■ **Task details**
For the entries that follow, count the lines containing the string "Reductive" and write only the number.

■ **Excerpted records**
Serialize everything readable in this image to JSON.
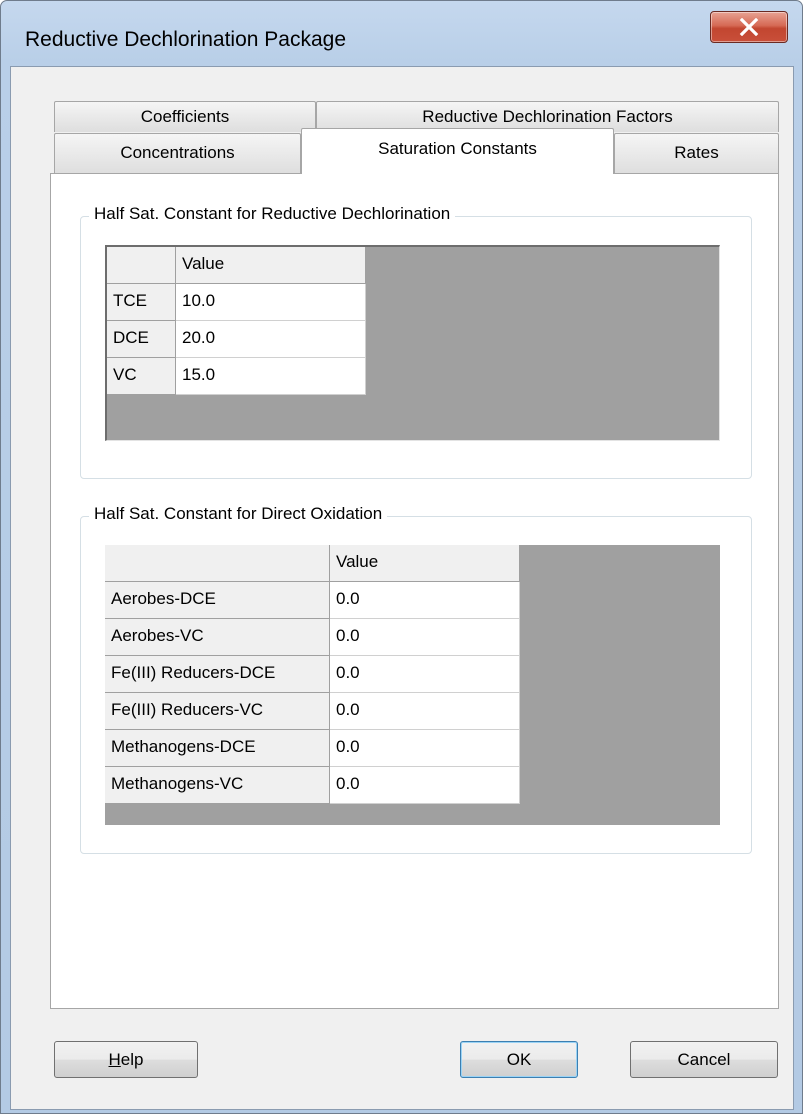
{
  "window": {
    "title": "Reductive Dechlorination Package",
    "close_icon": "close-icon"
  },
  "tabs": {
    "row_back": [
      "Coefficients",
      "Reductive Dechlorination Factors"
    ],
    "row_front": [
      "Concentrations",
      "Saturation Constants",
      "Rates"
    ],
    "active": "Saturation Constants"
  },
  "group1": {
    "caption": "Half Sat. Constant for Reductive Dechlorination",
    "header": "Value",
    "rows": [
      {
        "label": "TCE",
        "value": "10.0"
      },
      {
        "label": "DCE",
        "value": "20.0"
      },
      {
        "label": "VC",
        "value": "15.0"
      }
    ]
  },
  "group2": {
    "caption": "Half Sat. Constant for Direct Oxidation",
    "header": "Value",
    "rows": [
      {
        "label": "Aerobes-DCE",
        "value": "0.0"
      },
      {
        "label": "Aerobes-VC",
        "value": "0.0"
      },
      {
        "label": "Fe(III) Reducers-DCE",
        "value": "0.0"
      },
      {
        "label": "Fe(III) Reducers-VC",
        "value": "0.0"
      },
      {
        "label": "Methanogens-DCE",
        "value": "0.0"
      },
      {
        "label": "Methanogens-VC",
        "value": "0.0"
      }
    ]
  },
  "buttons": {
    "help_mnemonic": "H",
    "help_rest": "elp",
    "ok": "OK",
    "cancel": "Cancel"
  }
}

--

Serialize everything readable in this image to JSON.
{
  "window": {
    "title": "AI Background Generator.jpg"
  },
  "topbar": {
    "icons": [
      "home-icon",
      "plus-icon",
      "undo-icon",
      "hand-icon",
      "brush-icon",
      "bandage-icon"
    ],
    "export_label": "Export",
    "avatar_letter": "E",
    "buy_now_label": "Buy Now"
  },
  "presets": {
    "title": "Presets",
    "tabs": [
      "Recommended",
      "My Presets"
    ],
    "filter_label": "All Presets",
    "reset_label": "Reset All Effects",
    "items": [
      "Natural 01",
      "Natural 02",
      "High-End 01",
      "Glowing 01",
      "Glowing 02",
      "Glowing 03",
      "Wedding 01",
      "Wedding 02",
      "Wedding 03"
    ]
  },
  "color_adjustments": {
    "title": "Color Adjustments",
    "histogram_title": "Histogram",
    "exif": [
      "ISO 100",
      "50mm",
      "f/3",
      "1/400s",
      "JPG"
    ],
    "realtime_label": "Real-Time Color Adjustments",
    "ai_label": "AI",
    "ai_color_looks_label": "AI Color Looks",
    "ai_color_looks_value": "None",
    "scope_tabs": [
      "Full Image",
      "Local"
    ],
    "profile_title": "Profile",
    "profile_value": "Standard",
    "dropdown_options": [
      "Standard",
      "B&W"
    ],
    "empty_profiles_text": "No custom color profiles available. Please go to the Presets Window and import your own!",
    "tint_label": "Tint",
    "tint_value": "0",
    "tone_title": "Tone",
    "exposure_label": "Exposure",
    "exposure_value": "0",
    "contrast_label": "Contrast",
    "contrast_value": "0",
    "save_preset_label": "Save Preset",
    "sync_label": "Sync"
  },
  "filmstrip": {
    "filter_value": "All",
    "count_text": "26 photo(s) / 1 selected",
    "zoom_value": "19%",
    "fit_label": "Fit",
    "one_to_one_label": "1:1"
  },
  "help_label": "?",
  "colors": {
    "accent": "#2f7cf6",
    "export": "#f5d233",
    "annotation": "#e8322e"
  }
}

■ **Solution below**
3